Pyler says: Why home flours differ from commercial flours
April 12, 2016
by E.J. Pyler and L.A. Gorton
From Chapter 8: Formulating — Starting Formulas
Millers prepare flour to exacting needs and offer a myriad of choices for commercial bakery use. They work in close collaboration with their customers to produce the protein profile and starch qualities preferred.
Among the problems of adapting home recipes for commercial use is flour style. Home bakers have a much more limited palette of flours than commercial bakers do, although the number of different flour types has grown with the advent of the home bread machine. Still, the formulator seeking inspiration from home recipes will need to “translate” the home kitchen’s flour into commercial styles.

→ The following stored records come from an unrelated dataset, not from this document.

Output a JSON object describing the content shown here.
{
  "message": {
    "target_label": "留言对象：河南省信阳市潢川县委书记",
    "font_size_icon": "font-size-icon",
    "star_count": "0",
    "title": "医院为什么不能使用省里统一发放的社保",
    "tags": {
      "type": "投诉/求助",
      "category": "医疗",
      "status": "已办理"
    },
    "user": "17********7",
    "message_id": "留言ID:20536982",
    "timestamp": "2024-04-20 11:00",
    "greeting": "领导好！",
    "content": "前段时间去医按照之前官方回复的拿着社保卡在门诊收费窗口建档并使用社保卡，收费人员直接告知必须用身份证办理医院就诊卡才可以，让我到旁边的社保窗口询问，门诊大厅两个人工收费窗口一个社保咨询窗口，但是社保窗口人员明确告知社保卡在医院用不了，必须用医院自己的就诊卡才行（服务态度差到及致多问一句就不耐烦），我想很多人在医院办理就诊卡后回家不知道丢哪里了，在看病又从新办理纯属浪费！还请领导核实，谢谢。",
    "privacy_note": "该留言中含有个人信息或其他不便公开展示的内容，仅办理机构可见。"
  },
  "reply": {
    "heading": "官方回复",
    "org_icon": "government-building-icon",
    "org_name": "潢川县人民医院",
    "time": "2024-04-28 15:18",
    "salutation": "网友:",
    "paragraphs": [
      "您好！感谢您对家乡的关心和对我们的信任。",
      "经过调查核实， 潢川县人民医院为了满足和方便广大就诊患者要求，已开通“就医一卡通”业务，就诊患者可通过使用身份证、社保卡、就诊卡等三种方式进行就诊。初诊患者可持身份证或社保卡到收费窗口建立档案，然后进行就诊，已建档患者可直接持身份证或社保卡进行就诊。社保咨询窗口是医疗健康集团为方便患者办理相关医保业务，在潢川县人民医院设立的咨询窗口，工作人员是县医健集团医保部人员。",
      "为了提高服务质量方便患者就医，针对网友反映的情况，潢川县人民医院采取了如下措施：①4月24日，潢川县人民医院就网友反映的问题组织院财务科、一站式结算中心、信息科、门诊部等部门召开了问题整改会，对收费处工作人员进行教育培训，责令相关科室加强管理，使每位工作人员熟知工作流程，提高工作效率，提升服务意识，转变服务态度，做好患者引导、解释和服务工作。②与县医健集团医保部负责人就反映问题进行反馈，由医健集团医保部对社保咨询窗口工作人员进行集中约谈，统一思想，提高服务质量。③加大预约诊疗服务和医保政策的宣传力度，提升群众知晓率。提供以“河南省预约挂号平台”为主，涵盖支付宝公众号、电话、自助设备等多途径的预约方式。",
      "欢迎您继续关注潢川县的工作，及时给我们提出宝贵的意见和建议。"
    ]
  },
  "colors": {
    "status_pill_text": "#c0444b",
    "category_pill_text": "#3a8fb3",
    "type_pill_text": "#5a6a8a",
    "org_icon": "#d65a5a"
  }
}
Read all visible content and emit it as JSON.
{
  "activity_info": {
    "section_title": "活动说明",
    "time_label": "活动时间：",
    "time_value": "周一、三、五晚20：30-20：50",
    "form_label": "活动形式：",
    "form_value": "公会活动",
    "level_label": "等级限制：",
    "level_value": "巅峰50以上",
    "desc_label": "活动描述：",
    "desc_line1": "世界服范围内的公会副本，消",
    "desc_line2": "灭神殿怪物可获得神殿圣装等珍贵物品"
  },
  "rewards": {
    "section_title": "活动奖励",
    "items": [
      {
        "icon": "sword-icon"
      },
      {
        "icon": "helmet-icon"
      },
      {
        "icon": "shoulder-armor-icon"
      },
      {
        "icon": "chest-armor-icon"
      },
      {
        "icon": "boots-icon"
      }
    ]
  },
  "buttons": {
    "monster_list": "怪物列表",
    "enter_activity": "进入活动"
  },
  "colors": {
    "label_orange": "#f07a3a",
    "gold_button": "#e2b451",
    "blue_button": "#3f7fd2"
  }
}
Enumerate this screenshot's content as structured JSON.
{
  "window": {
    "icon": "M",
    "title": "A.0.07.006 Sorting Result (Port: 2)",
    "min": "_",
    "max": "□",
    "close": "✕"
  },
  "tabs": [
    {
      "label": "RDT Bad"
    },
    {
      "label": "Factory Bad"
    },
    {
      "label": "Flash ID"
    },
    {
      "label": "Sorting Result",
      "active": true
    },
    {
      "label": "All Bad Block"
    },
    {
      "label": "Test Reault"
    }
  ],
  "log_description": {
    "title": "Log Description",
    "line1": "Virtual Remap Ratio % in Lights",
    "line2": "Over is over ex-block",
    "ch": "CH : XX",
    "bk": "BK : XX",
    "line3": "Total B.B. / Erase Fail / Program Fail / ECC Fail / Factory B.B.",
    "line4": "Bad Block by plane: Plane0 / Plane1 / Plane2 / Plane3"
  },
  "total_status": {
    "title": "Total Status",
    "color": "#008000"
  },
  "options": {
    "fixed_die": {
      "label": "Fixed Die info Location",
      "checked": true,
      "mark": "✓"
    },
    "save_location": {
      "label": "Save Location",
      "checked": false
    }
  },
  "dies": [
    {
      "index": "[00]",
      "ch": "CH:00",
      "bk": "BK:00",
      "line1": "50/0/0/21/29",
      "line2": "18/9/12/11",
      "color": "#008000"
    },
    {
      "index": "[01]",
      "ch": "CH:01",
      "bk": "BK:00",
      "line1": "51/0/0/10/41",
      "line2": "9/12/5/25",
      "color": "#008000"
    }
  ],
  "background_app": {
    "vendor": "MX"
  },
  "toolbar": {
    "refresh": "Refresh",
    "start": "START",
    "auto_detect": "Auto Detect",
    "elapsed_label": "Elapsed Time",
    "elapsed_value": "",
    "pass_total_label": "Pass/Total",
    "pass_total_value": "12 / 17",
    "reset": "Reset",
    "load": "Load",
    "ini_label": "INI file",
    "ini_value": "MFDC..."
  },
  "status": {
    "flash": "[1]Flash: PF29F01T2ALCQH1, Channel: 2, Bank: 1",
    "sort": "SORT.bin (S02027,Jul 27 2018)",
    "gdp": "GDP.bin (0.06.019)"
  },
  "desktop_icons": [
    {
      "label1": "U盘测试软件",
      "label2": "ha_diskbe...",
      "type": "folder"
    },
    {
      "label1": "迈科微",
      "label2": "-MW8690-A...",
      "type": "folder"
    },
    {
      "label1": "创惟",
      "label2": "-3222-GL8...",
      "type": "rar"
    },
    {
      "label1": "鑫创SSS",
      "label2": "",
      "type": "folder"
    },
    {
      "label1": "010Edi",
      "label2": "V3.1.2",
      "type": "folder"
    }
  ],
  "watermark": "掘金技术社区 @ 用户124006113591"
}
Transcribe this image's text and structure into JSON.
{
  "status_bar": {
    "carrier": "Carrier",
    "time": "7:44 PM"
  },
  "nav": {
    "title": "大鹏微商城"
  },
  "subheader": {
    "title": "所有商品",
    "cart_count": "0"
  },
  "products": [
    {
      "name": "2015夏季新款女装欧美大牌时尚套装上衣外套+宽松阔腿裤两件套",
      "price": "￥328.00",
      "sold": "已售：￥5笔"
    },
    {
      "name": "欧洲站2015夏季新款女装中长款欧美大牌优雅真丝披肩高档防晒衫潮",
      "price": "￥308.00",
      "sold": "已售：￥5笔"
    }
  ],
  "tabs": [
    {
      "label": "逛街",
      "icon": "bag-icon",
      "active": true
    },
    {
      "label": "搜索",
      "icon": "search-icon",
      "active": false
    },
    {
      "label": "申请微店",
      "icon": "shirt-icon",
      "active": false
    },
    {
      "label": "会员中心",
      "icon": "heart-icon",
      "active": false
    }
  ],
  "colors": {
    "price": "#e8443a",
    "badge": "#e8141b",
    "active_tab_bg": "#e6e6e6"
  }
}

Home baking recipes typically call for “all-purpose flour.” Millers blend such flours, also called “family flour,” to allow successful home preparation of a wide range of baked foods — from bread to pies to cakes to tarts and cookies — with the same bag of flour. The flour is made from a combination of hard and soft wheat, with hard winter wheat the primary component, milled to a short patent grade. All-purpose flour is blended to be slightly weaker than bread flour, ranging from 9 to 12% protein, and offered in bleached, unbleached and organic versions. In the US, no single standard exists for all-purpose flour, other than the general Standard of Identity for flour published in the Code of Federal Regulations (21 CFR 137.105).
Hensperger (2004) observed that all-purpose flour is blended from an approximate composition of 80% hard wheat and 20% soft. Brands of all-purpose flour vary in different regions, with that sold in Southern states containing a higher percentage of soft wheat, while in the Northern, Midwestern and Western states, a higher percentage of hard wheat is used (Hoseney et al. 1988).
To substitute for all-purpose flour, Figoni (2008) recommended a 60:40 blend of bread and cake flours; however, she noted that commercial flours specifically milled for bread, cake, pastry and cookie applications perform better in such uses than any all-purpose flour.
Infrequently, a home recipe will refer to “brownie flour.” This term lacks specific definition but appears to be another name for all-purpose flour.
Figoni, P. 2008. How Baking Works, 2nd ed. Wiley: Hobeken, NJ.
Hensperger, B. 2004. The Bread Bible. Chronicle Books: San Francisco, CA.
Hoseney, R.C., Wade, P., and Finley, J.W. 1988. Soft wheat products. In: Wheat: Chemistry and Technology, Vol. II. Y. Pomeranz, ed. AACC: St. Paul, MN.
More on this topic can be found in “Baking Science & Technology, 4th ed., Vol. II,” Page 169, by E.J. Pyler and L.A. Gorton. Details are in our store.